"in recent years, burglaries at gun shops and other federal firearms licensees have increased, from three hundred and seventy-seven, in 2012, to five hundred and seventy-seven, in 2017. This is partly because guns are so readily available. There are some sixty-three thousand licensed gun dealers in America—more than twice the number of McDonald’s and Starbucks locations combined. These retailers operate out of storefronts, pawnshops, and homes. (The Bureau of Alcohol, Tobacco, Firearms, and Explosives doesn’t specify how many dealers are based in homes, but officials say that the majority of thefts occur in brick-and-mortar stores.) Federal regulators have set strict security protocols for other businesses that deal in dangerous products. Pharmacies must lock opioids and other controlled substances in fortified cabinets. Explosives makers have to keep volatile materials in boxes or rooms capable of withstanding explosions. Banks, in order to maintain federal deposit insurance, have to hire security officers. But there are no such requirements for gun stores, and criminals are taking advantage. Between 2012 and 2017, burglars stole more than thirty-two thousand firearms from gun dealers. 

Sunday, April 21, 2019

"Rich meet beautiful" site prosecuted in Belgium

The Guardian has the story:

'Sugar daddy' website owner charged with debauchery in Belgium
Norwegian Sigurd Vedal’s site Rich Meet Beautiful promised to help students meet rich men

"The chief executive of a pan-European “sugar daddy” dating site that targeted students with adverts outside Belgian universities last summer has appeared in court charged with debauchery.

"Norwegian Sigurd Vedal, 47, whose website Rich Meet Beautiful claimed to offer a “Fifty Shades of Grey” experience to young women, is being prosecuted following a complaint by the Université Libre de Bruxelles.
"After success in Scandinavia, the Norwegian company behind the website said it aimed to recruit 300,000 Belgian registrations by the end of 2018, but it was forced to end its marketing campaign after an outcry. Similar sites have emerged in the UK targeting female students. The US-based was found in 2015 to be offering premium membership to users with a university email address.

"Vedal appeared in Brussels criminal court on charges of debauchery, public incitement to debauchery and violating anti-sexism laws."

Earlier post:

Sunday, April 12, 2009  Market for sugar daddies

Saturday, April 20, 2019

Recent innovations in organ donation

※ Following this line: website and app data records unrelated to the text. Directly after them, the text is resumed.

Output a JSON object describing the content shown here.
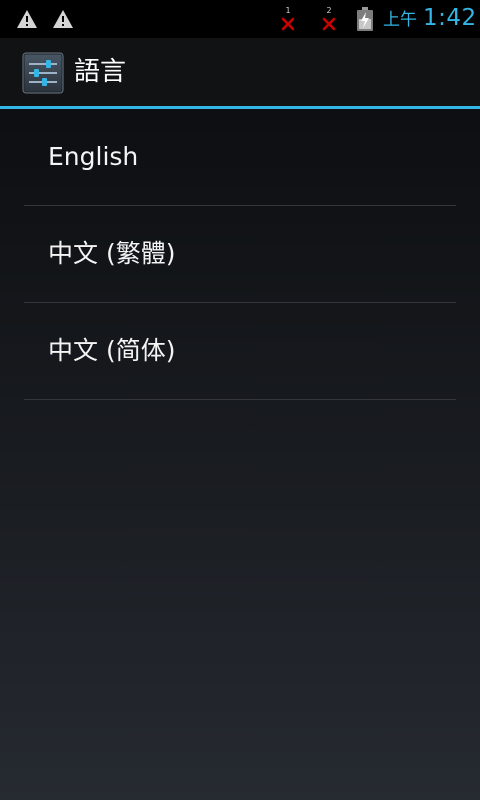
{
  "status_bar": {
    "icons": [
      "warning-icon",
      "warning-icon",
      "sim-off-icon",
      "sim-off-icon",
      "battery-charging-icon"
    ],
    "sim_slots": [
      "1",
      "2"
    ],
    "ampm": "上午",
    "time": "1:42",
    "accent_color": "#33b5e5",
    "sim_error_color": "#cc0000"
  },
  "action_bar": {
    "icon": "settings-sliders-icon",
    "title": "語言"
  },
  "languages": [
    {
      "label": "English"
    },
    {
      "label": "中文 (繁體)"
    },
    {
      "label": "中文 (简体)"
    }
  ]
}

Here's a quick summary of novel (and sometimes controversial) ways to organize kidney exchange (global kidney exchange, and advanced donation vouchers), and liver transplantation (including liver exchange, and including kidneys and livers in the same exchange). It's published under the heading "CONTROVERSIES IN ORGAN TRANSPLANTATION".

Evolving  swaps  in  transplantation:  global  exchange,vouchers,  liver,  and  trans-organ  paired  exchange
Alexis  L.  Lo,  Elizabeth  M.  Sonnenberg,  and  Peter  L.  Abt
Current Opinion in Organ Transplantation
Issue: Volume 24(2), April 2019, p 161-166

Purpose of review
With the ongoing organ shortage, several mechanisms to facilitate organ exchanges and expand thescope of living kidney or liver donation have been proposed. Although each addresses at least one barrier to transplantation, these innovative programs raise important ethical, logistical, and regulatory considerations.

Recent findings
This review addresses four recent proposals to expand living donor transplantation. For kidney transplantation, we discuss global paired exchange and advanced donation programs (’vouchers’) and for liver transplantation, liver paired exchange. Lastly, this review considers trans-organ exchange. We explore the conceptual framework of the exchange, current status, benefits, and concerns for  each of these evolving pathways.

Through highlighting novel mechanisms in organ exchange, greater awareness, discussion, or support can occur to create more avenues for transplantation. These innovative mechanisms require regulations and safeguards for donors to ensure informed consent, and proper follow-up is maintained."